I respect that some want to let the shop off the hook. Electrical systems are complicated or you can't always know in advance what it will take to complete the fix, etc.
nfisheremti is the only one that can really say whether it was an honest mistake or carelessness.
I'm personally not willing to let a mechanic off the hook because it requires them to learn about and understand electrical systems. I'm also not willing to let the mechanic off the hook because some problems are complex and therefore estimates are often provisional.
If a mechanic or shop doesn't understand the electrical system, he or she shouldn't be doing the repairs.
Likewise, if a mechanic can't tell his customer that he's not sure, that the $300 estimate may be considerable more depending on what he finds, and that the $300 is non-refundable because the part cannot be return, he shouldn't be in business.
The solution is really easier than you think. Instead of saying, "It's the seat heater controller", say "Our initial assessment is that it's probably the seat heater controller. This would cost $300. If it's not the controller, the cost could be considerably more. It's important to know that if we replace the controller, this money is not refundable. We will let you know in such situation how much additional you can expect."
You then have a conversation with customer. They have a better opportunity to understand and proceed or not proceed with more accurate information. nfisheremti may then ask, "What else could be wrong? How much would this cost?" With this information he's given the opportunity to make an educated choice, not a choice based on misguided confidence.
If the shop does this, we could avoid this entire issue. And the shop would have repeat business and good reviews.

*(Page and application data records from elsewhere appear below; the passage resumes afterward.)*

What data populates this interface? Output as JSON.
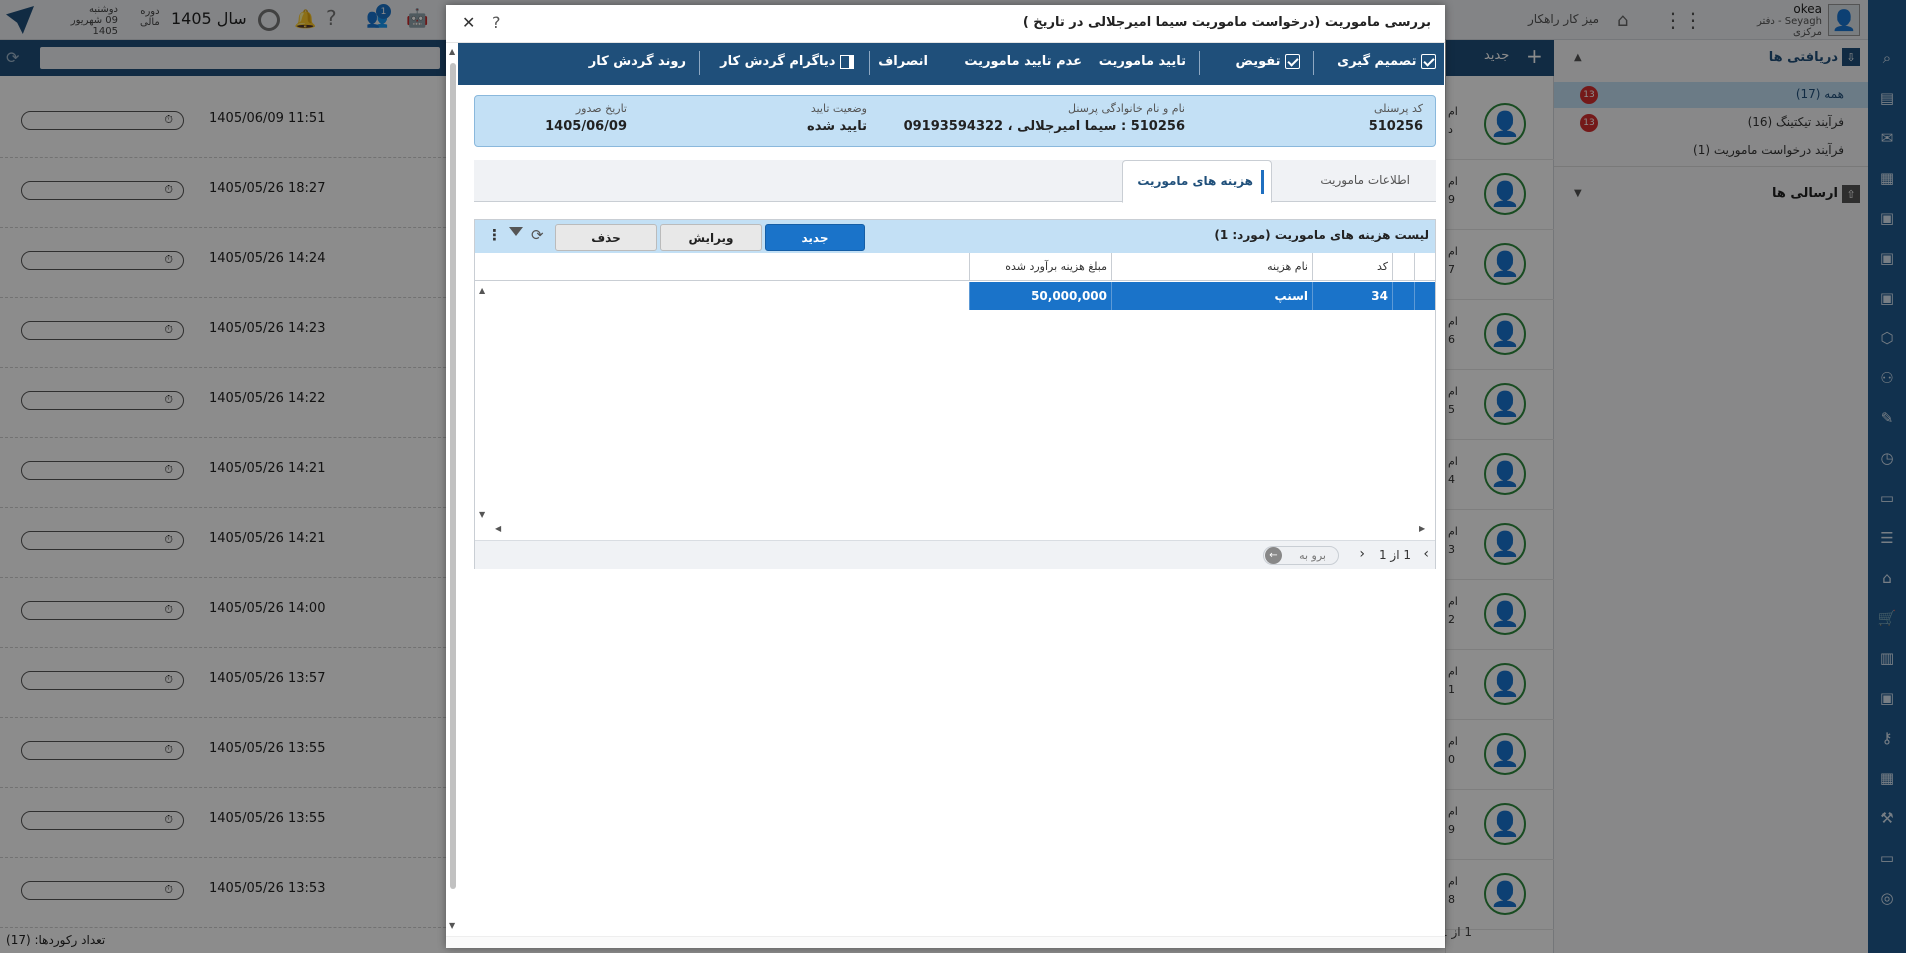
{
  "app": {
    "user_name": "okea",
    "user_org": "Seyagh - دفتر مرکزی",
    "workspace_label": "میز کار راهکار",
    "year_label": "سال 1405",
    "period_line1": "دوره",
    "period_line2": "مالی",
    "day_name": "دوشنبه",
    "date_text": "09 شهریور 1405",
    "notif_count": "1",
    "new_label": "جدید",
    "record_count": "تعداد رکوردها: (17)",
    "pager_text": "1  از  1"
  },
  "side_panel": {
    "inbox_label": "دریافتی ها",
    "sent_label": "ارسالی ها",
    "items": [
      {
        "label": "همه (17)",
        "badge": "13"
      },
      {
        "label": "فرآیند تیکتینگ (16)",
        "badge": "13"
      },
      {
        "label": "فرآیند درخواست ماموریت (1)",
        "badge": ""
      }
    ]
  },
  "list_rows": [
    {
      "date": "1405/06/09",
      "time": "11:51",
      "side": "د",
      "tag": "ام"
    },
    {
      "date": "1405/05/26",
      "time": "18:27",
      "side": "9",
      "tag": "ام"
    },
    {
      "date": "1405/05/26",
      "time": "14:24",
      "side": "7",
      "tag": "ام"
    },
    {
      "date": "1405/05/26",
      "time": "14:23",
      "side": "6",
      "tag": "ام"
    },
    {
      "date": "1405/05/26",
      "time": "14:22",
      "side": "5",
      "tag": "ام"
    },
    {
      "date": "1405/05/26",
      "time": "14:21",
      "side": "4",
      "tag": "ام"
    },
    {
      "date": "1405/05/26",
      "time": "14:21",
      "side": "3",
      "tag": "ام"
    },
    {
      "date": "1405/05/26",
      "time": "14:00",
      "side": "2",
      "tag": "ام"
    },
    {
      "date": "1405/05/26",
      "time": "13:57",
      "side": "1",
      "tag": "ام"
    },
    {
      "date": "1405/05/26",
      "time": "13:55",
      "side": "0",
      "tag": "ام"
    },
    {
      "date": "1405/05/26",
      "time": "13:55",
      "side": "9",
      "tag": "ام"
    },
    {
      "date": "1405/05/26",
      "time": "13:53",
      "side": "8",
      "tag": "ام"
    }
  ],
  "modal": {
    "title": "بررسی ماموریت (درخواست ماموریت سیما امیرجلالی در تاریخ )",
    "help": "?",
    "close": "✕",
    "toolbar": {
      "decide": "تصمیم گیری",
      "delegate": "تفویض",
      "approve": "تایید ماموریت",
      "reject": "عدم تایید ماموریت",
      "cancel": "انصراف",
      "diagram": "دیاگرام گردش کار",
      "workflow": "روند گردش کار"
    },
    "info": {
      "code_label": "کد پرسنلی",
      "code_value": "510256",
      "name_label": "نام و نام خانوادگی پرسنل",
      "name_value": "510256 : سیما امیرجلالی ، 09193594322",
      "status_label": "وضعیت تایید",
      "status_value": "تایید شده",
      "date_label": "تاریخ صدور",
      "date_value": "1405/06/09"
    },
    "tabs": {
      "costs": "هزینه های ماموریت",
      "info": "اطلاعات ماموریت"
    },
    "grid": {
      "title": "لیست هزینه های ماموریت (مورد: 1)",
      "btn_new": "جدید",
      "btn_edit": "ویرایش",
      "btn_delete": "حذف",
      "columns": [
        "کد",
        "نام هزینه",
        "مبلغ هزینه برآورد شده"
      ],
      "rows": [
        {
          "code": "34",
          "name": "اسنپ",
          "amount": "50,000,000"
        }
      ],
      "pager_text": "1  از  1",
      "goto_label": "برو به"
    }
  },
  "colors": {
    "primary": "#1f4f7a",
    "accent": "#1a73c9",
    "info_bg": "#c3e0f5",
    "badge": "#d32f2f"
  }
}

This is the reason mechanics often have the reputation they have. They don't appreciate that customer service is essential to successful business.